• _What needs to be done_:
Line by line, set down all the data below exactly, omitting any picture.

• _Component data from apps and pages_:
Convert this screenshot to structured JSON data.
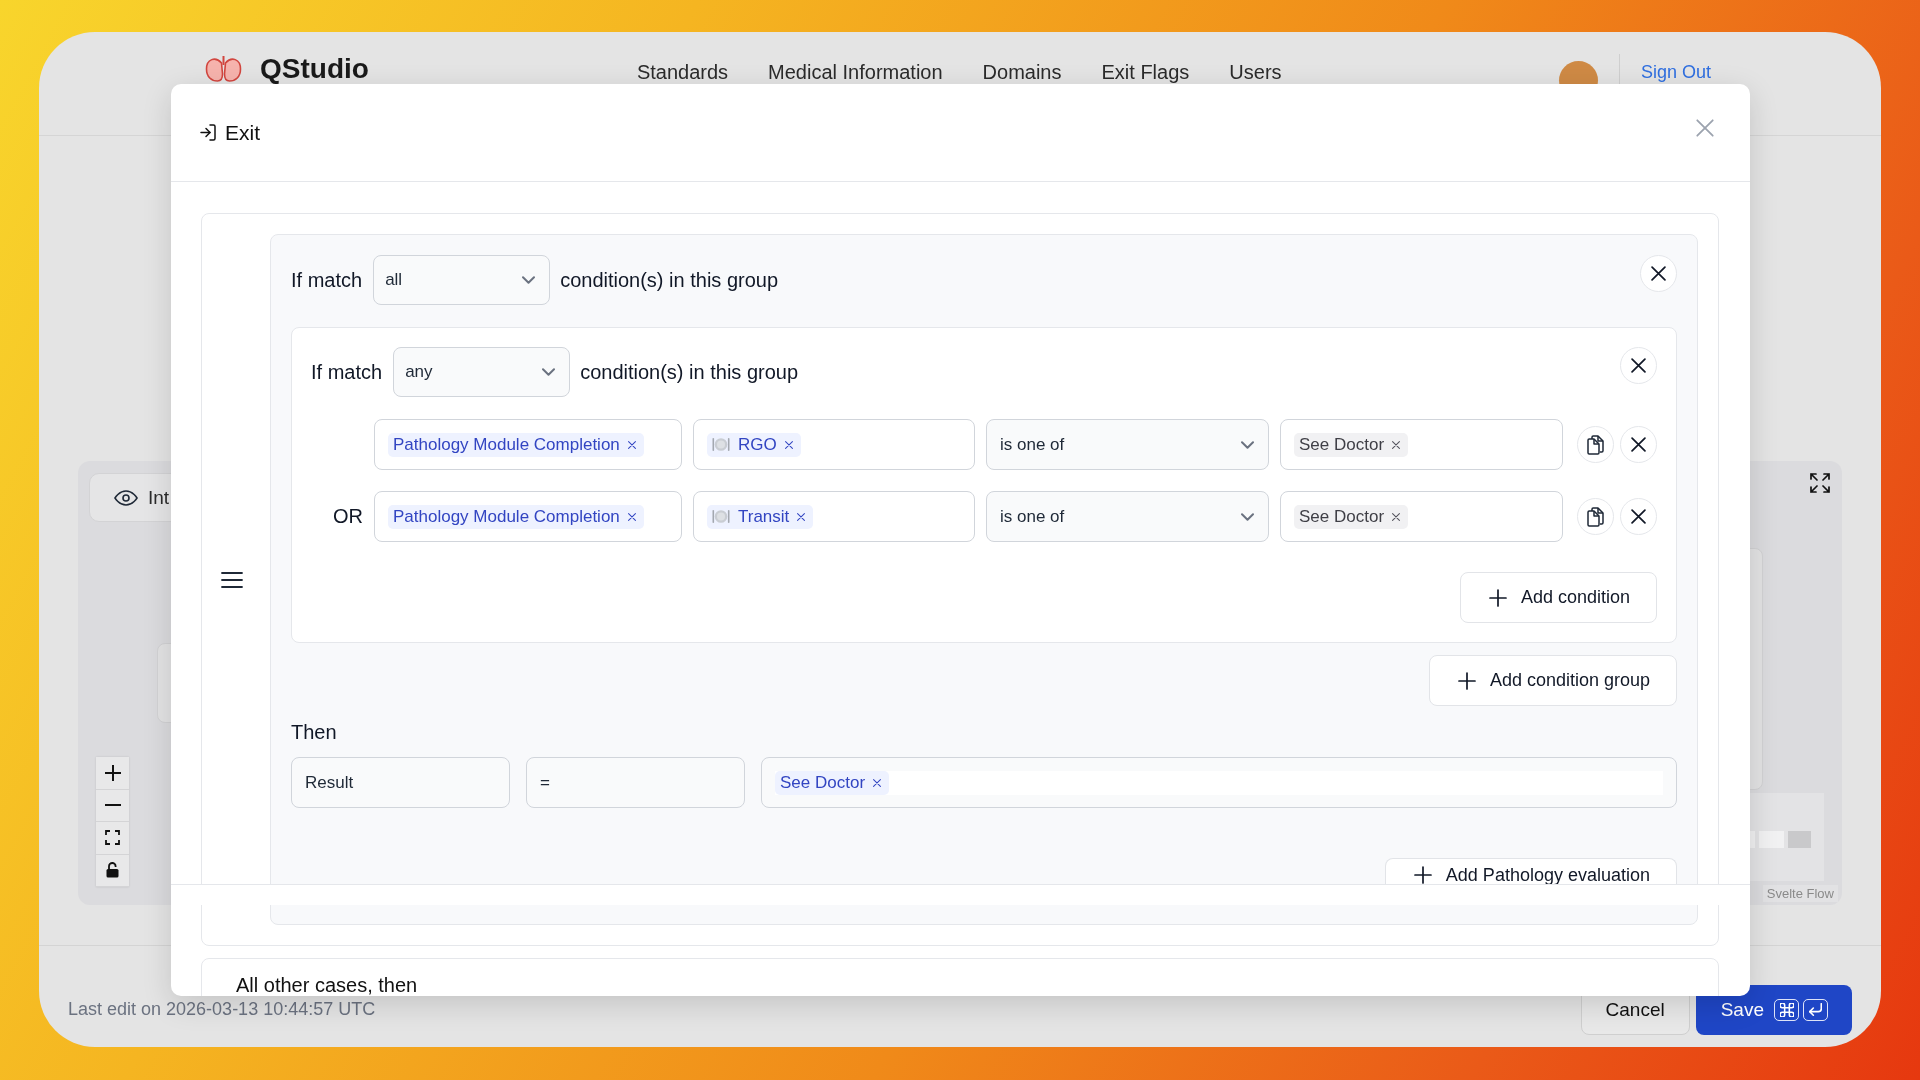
{
  "app": {
    "name": "QStudio",
    "nav": [
      "Standards",
      "Medical Information",
      "Domains",
      "Exit Flags",
      "Users"
    ],
    "sign_out": "Sign Out"
  },
  "canvas": {
    "view_button": "Int",
    "attribution": "Svelte Flow"
  },
  "footer": {
    "last_edit": "Last edit on 2026-03-13 10:44:57 UTC",
    "cancel": "Cancel",
    "save": "Save"
  },
  "dialog": {
    "title": "Exit",
    "rule": {
      "match_label": "If match",
      "match": "all",
      "suffix": "condition(s) in this group",
      "groups": [
        {
          "match_label": "If match",
          "match": "any",
          "suffix": "condition(s) in this group",
          "conditions": [
            {
              "field": [
                "Pathology Module Completion"
              ],
              "item": [
                "RGO"
              ],
              "operator": "is one of",
              "values": [
                "See Doctor"
              ]
            },
            {
              "connector": "OR",
              "field": [
                "Pathology Module Completion"
              ],
              "item": [
                "Transit"
              ],
              "operator": "is one of",
              "values": [
                "See Doctor"
              ]
            }
          ],
          "add_condition": "Add condition"
        }
      ],
      "add_group": "Add condition group",
      "then_label": "Then",
      "then": {
        "target": "Result",
        "operator": "=",
        "values": [
          "See Doctor"
        ]
      },
      "add_evaluation": "Add Pathology evaluation"
    },
    "fallback": "All other cases, then"
  }
}
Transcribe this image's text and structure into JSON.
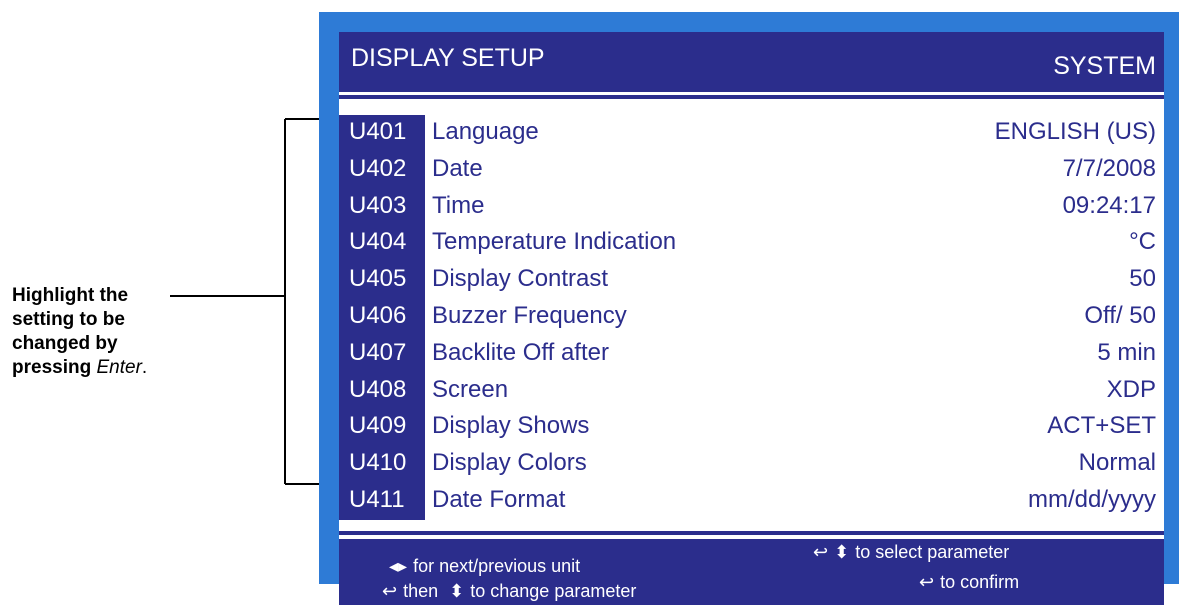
{
  "callout": {
    "line1": "Highlight the",
    "line2": "setting to be",
    "line3": "changed by",
    "line4_bold": "pressing",
    "line4_em": "Enter",
    "line4_end": "."
  },
  "header": {
    "title": "DISPLAY SETUP",
    "tag": "SYSTEM"
  },
  "rows": [
    {
      "code": "U401",
      "label": "Language",
      "value": "ENGLISH (US)"
    },
    {
      "code": "U402",
      "label": "Date",
      "value": "7/7/2008"
    },
    {
      "code": "U403",
      "label": "Time",
      "value": "09:24:17"
    },
    {
      "code": "U404",
      "label": "Temperature Indication",
      "value": "°C"
    },
    {
      "code": "U405",
      "label": "Display Contrast",
      "value": "50"
    },
    {
      "code": "U406",
      "label": "Buzzer Frequency",
      "value": "Off/ 50"
    },
    {
      "code": "U407",
      "label": "Backlite Off after",
      "value": "5 min"
    },
    {
      "code": "U408",
      "label": "Screen",
      "value": "XDP"
    },
    {
      "code": "U409",
      "label": "Display Shows",
      "value": "ACT+SET"
    },
    {
      "code": "U410",
      "label": "Display Colors",
      "value": "Normal"
    },
    {
      "code": "U411",
      "label": "Date Format",
      "value": "mm/dd/yyyy"
    }
  ],
  "footer": {
    "next_prev": "for next/previous unit",
    "then_change_a": "then",
    "then_change_b": "to change parameter",
    "select": "to select parameter",
    "confirm": "to confirm"
  },
  "colors": {
    "panel_border": "#2e7bd6",
    "bar": "#2b2d8c",
    "text": "#2b2d8c"
  },
  "icons": [
    "left-right-arrows-icon",
    "enter-icon",
    "up-down-arrows-icon",
    "pointer-arrow-icon"
  ]
}
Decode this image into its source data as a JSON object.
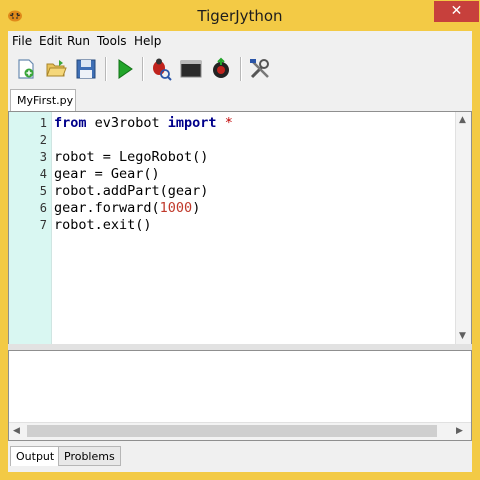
{
  "window": {
    "title": "TigerJython",
    "close_glyph": "✕"
  },
  "menu": [
    "File",
    "Edit",
    "Run",
    "Tools",
    "Help"
  ],
  "toolbar": {
    "buttons": [
      "new-file-icon",
      "open-folder-icon",
      "save-disk-icon",
      "run-play-icon",
      "debug-bug-icon",
      "console-terminal-icon",
      "robot-upload-icon",
      "tools-wrench-icon"
    ]
  },
  "tabs": {
    "active_file": "MyFirst.py"
  },
  "editor": {
    "line_numbers": [
      "1",
      "2",
      "3",
      "4",
      "5",
      "6",
      "7"
    ],
    "code": [
      [
        {
          "t": "from",
          "c": "kw"
        },
        {
          "t": " ev3robot ",
          "c": ""
        },
        {
          "t": "import",
          "c": "kw"
        },
        {
          "t": " ",
          "c": ""
        },
        {
          "t": "*",
          "c": "op"
        }
      ],
      [],
      [
        {
          "t": "robot = LegoRobot()",
          "c": ""
        }
      ],
      [
        {
          "t": "gear = Gear()",
          "c": ""
        }
      ],
      [
        {
          "t": "robot.addPart(gear)",
          "c": ""
        }
      ],
      [
        {
          "t": "gear.forward(",
          "c": ""
        },
        {
          "t": "1000",
          "c": "num"
        },
        {
          "t": ")",
          "c": ""
        }
      ],
      [
        {
          "t": "robot.exit()",
          "c": ""
        }
      ]
    ]
  },
  "bottom_tabs": [
    "Output",
    "Problems"
  ],
  "colors": {
    "titlebar": "#f3ca45",
    "close": "#c7403c",
    "gutter": "#d9f7f2",
    "keyword": "#00008b",
    "number": "#c0392b"
  }
}
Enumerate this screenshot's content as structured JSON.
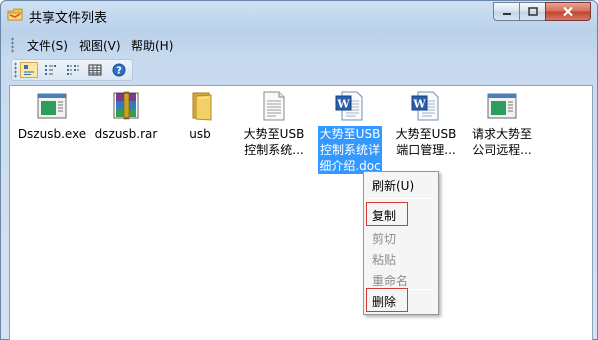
{
  "window": {
    "title": "共享文件列表"
  },
  "menubar": {
    "items": [
      "文件(S)",
      "视图(V)",
      "帮助(H)"
    ]
  },
  "toolbar": {
    "buttons": [
      "large-icons",
      "small-icons",
      "list-view",
      "details-view",
      "help"
    ]
  },
  "files": [
    {
      "name": "Dszusb.exe",
      "icon": "exe-icon"
    },
    {
      "name": "dszusb.rar",
      "icon": "rar-icon"
    },
    {
      "name": "usb",
      "icon": "folder-icon"
    },
    {
      "name": "大势至USB\n控制系统...",
      "icon": "text-file-icon"
    },
    {
      "name": "大势至USB\n控制系统详\n细介绍.doc",
      "icon": "word-doc-icon",
      "selected": true
    },
    {
      "name": "大势至USB\n端口管理...",
      "icon": "word-doc-icon"
    },
    {
      "name": "请求大势至\n公司远程...",
      "icon": "exe-icon"
    }
  ],
  "context_menu": {
    "refresh": "刷新(U)",
    "copy": "复制",
    "cut": "剪切",
    "paste": "粘贴",
    "rename": "重命名",
    "delete": "删除"
  },
  "colors": {
    "selection": "#3399ff",
    "highlight_box": "#d23a3a"
  }
}
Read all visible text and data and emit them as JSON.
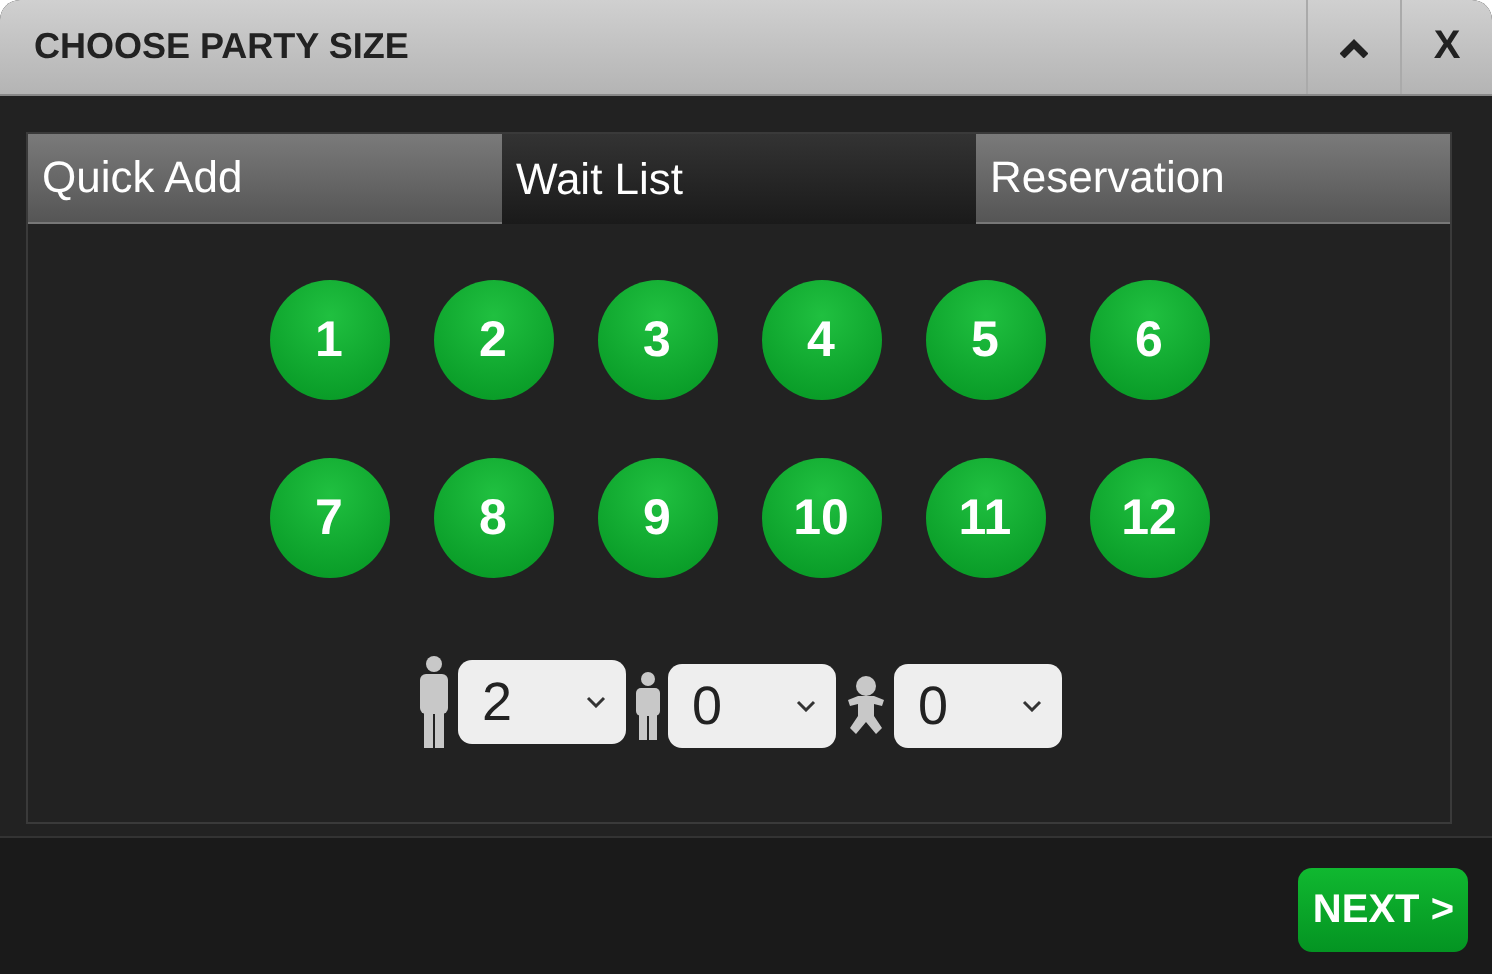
{
  "window": {
    "title": "CHOOSE PARTY SIZE",
    "close_label": "X"
  },
  "tabs": [
    {
      "label": "Quick Add",
      "selected": false
    },
    {
      "label": "Wait List",
      "selected": true
    },
    {
      "label": "Reservation",
      "selected": false
    }
  ],
  "party_sizes": [
    "1",
    "2",
    "3",
    "4",
    "5",
    "6",
    "7",
    "8",
    "9",
    "10",
    "11",
    "12"
  ],
  "guest_counts": [
    {
      "kind": "adult",
      "value": "2"
    },
    {
      "kind": "child",
      "value": "0"
    },
    {
      "kind": "infant",
      "value": "0"
    }
  ],
  "next_button": "NEXT >"
}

• _Your response_:
Convert this screenshot to structured JSON data.
{
  "app": {
    "name": "QStudio",
    "nav": [
      "Standards",
      "Medical Information",
      "Domains",
      "Exit Flags",
      "Users"
    ],
    "sign_out": "Sign Out"
  },
  "canvas": {
    "view_button": "Int",
    "attribution": "Svelte Flow"
  },
  "footer": {
    "last_edit": "Last edit on 2026-03-13 10:44:57 UTC",
    "cancel": "Cancel",
    "save": "Save"
  },
  "dialog": {
    "title": "Exit",
    "rule": {
      "match_label": "If match",
      "match": "all",
      "suffix": "condition(s) in this group",
      "groups": [
        {
          "match_label": "If match",
          "match": "any",
          "suffix": "condition(s) in this group",
          "conditions": [
            {
              "field": [
                "Pathology Module Completion"
              ],
              "item": [
                "RGO"
              ],
              "operator": "is one of",
              "values": [
                "See Doctor"
              ]
            },
            {
              "connector": "OR",
              "field": [
                "Pathology Module Completion"
              ],
              "item": [
                "Transit"
              ],
              "operator": "is one of",
              "values": [
                "See Doctor"
              ]
            }
          ],
          "add_condition": "Add condition"
        }
      ],
      "add_group": "Add condition group",
      "then_label": "Then",
      "then": {
        "target": "Result",
        "operator": "=",
        "values": [
          "See Doctor"
        ]
      },
      "add_evaluation": "Add Pathology evaluation"
    },
    "fallback": "All other cases, then"
  }
}
Transcribe this image's text and structure into JSON.
{
  "callout": {
    "line1": "Highlight the",
    "line2": "setting to be",
    "line3": "changed by",
    "line4_bold": "pressing",
    "line4_em": "Enter",
    "line4_end": "."
  },
  "header": {
    "title": "DISPLAY SETUP",
    "tag": "SYSTEM"
  },
  "rows": [
    {
      "code": "U401",
      "label": "Language",
      "value": "ENGLISH (US)"
    },
    {
      "code": "U402",
      "label": "Date",
      "value": "7/7/2008"
    },
    {
      "code": "U403",
      "label": "Time",
      "value": "09:24:17"
    },
    {
      "code": "U404",
      "label": "Temperature Indication",
      "value": "°C"
    },
    {
      "code": "U405",
      "label": "Display Contrast",
      "value": "50"
    },
    {
      "code": "U406",
      "label": "Buzzer Frequency",
      "value": "Off/ 50"
    },
    {
      "code": "U407",
      "label": "Backlite Off after",
      "value": "5 min"
    },
    {
      "code": "U408",
      "label": "Screen",
      "value": "XDP"
    },
    {
      "code": "U409",
      "label": "Display Shows",
      "value": "ACT+SET"
    },
    {
      "code": "U410",
      "label": "Display Colors",
      "value": "Normal"
    },
    {
      "code": "U411",
      "label": "Date Format",
      "value": "mm/dd/yyyy"
    }
  ],
  "footer": {
    "next_prev": "for next/previous unit",
    "then_change_a": "then",
    "then_change_b": "to change parameter",
    "select": "to select parameter",
    "confirm": "to confirm"
  },
  "colors": {
    "panel_border": "#2e7bd6",
    "bar": "#2b2d8c",
    "text": "#2b2d8c"
  },
  "icons": [
    "left-right-arrows-icon",
    "enter-icon",
    "up-down-arrows-icon",
    "pointer-arrow-icon"
  ]
}
Decode this image into its source data as a JSON object.
{
  "window": {
    "title": "TigerJython",
    "close_glyph": "✕"
  },
  "menu": [
    "File",
    "Edit",
    "Run",
    "Tools",
    "Help"
  ],
  "toolbar": {
    "buttons": [
      "new-file-icon",
      "open-folder-icon",
      "save-disk-icon",
      "run-play-icon",
      "debug-bug-icon",
      "console-terminal-icon",
      "robot-upload-icon",
      "tools-wrench-icon"
    ]
  },
  "tabs": {
    "active_file": "MyFirst.py"
  },
  "editor": {
    "line_numbers": [
      "1",
      "2",
      "3",
      "4",
      "5",
      "6",
      "7"
    ],
    "code": [
      [
        {
          "t": "from",
          "c": "kw"
        },
        {
          "t": " ev3robot ",
          "c": ""
        },
        {
          "t": "import",
          "c": "kw"
        },
        {
          "t": " ",
          "c": ""
        },
        {
          "t": "*",
          "c": "op"
        }
      ],
      [],
      [
        {
          "t": "robot = LegoRobot()",
          "c": ""
        }
      ],
      [
        {
          "t": "gear = Gear()",
          "c": ""
        }
      ],
      [
        {
          "t": "robot.addPart(gear)",
          "c": ""
        }
      ],
      [
        {
          "t": "gear.forward(",
          "c": ""
        },
        {
          "t": "1000",
          "c": "num"
        },
        {
          "t": ")",
          "c": ""
        }
      ],
      [
        {
          "t": "robot.exit()",
          "c": ""
        }
      ]
    ]
  },
  "bottom_tabs": [
    "Output",
    "Problems"
  ],
  "colors": {
    "titlebar": "#f3ca45",
    "close": "#c7403c",
    "gutter": "#d9f7f2",
    "keyword": "#00008b",
    "number": "#c0392b"
  }
}
Enumerate this screenshot's content as structured JSON.
{
  "window": {
    "title": "共享文件列表"
  },
  "menubar": {
    "items": [
      "文件(S)",
      "视图(V)",
      "帮助(H)"
    ]
  },
  "toolbar": {
    "buttons": [
      "large-icons",
      "small-icons",
      "list-view",
      "details-view",
      "help"
    ]
  },
  "files": [
    {
      "name": "Dszusb.exe",
      "icon": "exe-icon"
    },
    {
      "name": "dszusb.rar",
      "icon": "rar-icon"
    },
    {
      "name": "usb",
      "icon": "folder-icon"
    },
    {
      "name": "大势至USB\n控制系统...",
      "icon": "text-file-icon"
    },
    {
      "name": "大势至USB\n控制系统详\n细介绍.doc",
      "icon": "word-doc-icon",
      "selected": true
    },
    {
      "name": "大势至USB\n端口管理...",
      "icon": "word-doc-icon"
    },
    {
      "name": "请求大势至\n公司远程...",
      "icon": "exe-icon"
    }
  ],
  "context_menu": {
    "refresh": "刷新(U)",
    "copy": "复制",
    "cut": "剪切",
    "paste": "粘贴",
    "rename": "重命名",
    "delete": "删除"
  },
  "colors": {
    "selection": "#3399ff",
    "highlight_box": "#d23a3a"
  }
}
Read all visible text and data and emit them as JSON.
{
  "window": {
    "title": "CHOOSE PARTY SIZE",
    "close_label": "X"
  },
  "tabs": [
    {
      "label": "Quick Add",
      "selected": false
    },
    {
      "label": "Wait List",
      "selected": true
    },
    {
      "label": "Reservation",
      "selected": false
    }
  ],
  "party_sizes": [
    "1",
    "2",
    "3",
    "4",
    "5",
    "6",
    "7",
    "8",
    "9",
    "10",
    "11",
    "12"
  ],
  "guest_counts": [
    {
      "kind": "adult",
      "value": "2"
    },
    {
      "kind": "child",
      "value": "0"
    },
    {
      "kind": "infant",
      "value": "0"
    }
  ],
  "next_button": "NEXT >"
}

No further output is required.